Also, the whole “but I’m starving when I get home…” problem can be simply fixed by keeping a good stash of snacks that you can munch on around 4 pm to help tie you over. Healthy nut bars, trail mix, oatmeal, or an extra peanut butter sandwich are some good options. Munch away!
(By the way, if you need more fitness tips, check out Stephanie’s article here!)
3. Plan Your Meals
Raise your hand if you’ve come home, melted on your couch for a bit only to sluggishly make it to your kitchen and decide that you have absolutely nothing to eat?
That is your tired brain thinking for you.
A solution to this problem is to think ahead. You can prepare a “meal schedule” on Sundays so that you have time to shop for any missing ingredients.
If that’s too much planning for all you “spontaneous” types, you can opt to just think ahead a few hours. Then, at least you’ve created somewhat of a plan in your mind and can avoid the whole “oh I have nothing so I’m just going to order KFC” debacle.

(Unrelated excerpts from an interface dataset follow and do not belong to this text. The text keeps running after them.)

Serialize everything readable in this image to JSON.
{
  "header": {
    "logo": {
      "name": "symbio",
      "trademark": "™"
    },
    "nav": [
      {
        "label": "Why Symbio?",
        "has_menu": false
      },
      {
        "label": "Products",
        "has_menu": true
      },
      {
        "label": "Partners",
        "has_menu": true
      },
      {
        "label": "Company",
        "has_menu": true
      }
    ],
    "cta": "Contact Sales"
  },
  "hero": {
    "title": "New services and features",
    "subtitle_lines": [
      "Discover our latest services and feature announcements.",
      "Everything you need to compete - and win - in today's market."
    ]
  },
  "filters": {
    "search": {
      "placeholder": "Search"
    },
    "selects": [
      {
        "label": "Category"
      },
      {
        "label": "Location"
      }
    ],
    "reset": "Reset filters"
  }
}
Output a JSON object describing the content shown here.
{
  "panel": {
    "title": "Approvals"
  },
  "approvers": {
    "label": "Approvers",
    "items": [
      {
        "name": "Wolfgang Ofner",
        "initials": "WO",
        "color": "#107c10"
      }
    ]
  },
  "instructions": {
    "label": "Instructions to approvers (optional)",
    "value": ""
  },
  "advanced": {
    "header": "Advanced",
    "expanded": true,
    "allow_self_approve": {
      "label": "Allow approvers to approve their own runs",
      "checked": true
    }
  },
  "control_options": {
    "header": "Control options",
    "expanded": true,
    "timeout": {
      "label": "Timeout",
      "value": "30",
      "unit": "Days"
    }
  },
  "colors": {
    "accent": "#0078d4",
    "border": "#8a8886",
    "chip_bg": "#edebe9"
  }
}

4. Personal Projects
No, completing all 6 seasons of Downton Abbey doesn’t count.
I’m talking about things like getting your professional designation, taking an online class, working on your blog (ahem), learning a new language, focusing on your hobbies etc.
You know, personal growth stuff we all gotta/wanna do…to grow.
If you happened to be sitting on your couch at this point and want to start working, it might feel like you’ve got to move mountains in order for you to begin
However, the best way is to tell yourself that you only need to start for 10 minutes.
So, use all your strength to break free from your couch. Break free just like broke up with your first boyfriend who used to smoke in front of your mom (who does that?) and head towards your grandma chair. Think to yourself “I’m only going to work for 10 minutes.”
Then once you start, just let the wheels turn themselves.
So while everyone has their own unique home situation (if you have kids then I think all you want to do is sit on the couch right?), try exploring a few routines to see which works best for you to have the productive night you want.
Some important things to consider that will impact your mood and energy after work to get stuff done include: getting a good night’s sleep, frequent movement throughout your work day and your diet. You can also motivate yourself to think that your couch time will be there waiting for you after your tasks are completed.
Just remember, there’s no such thing as “I’ll just sit down and watch tv for 5 minutes…”
In the comments: What are some of your habits for getting stuff done after a long work day? Also, does anyone else love their couch this much or is that just me?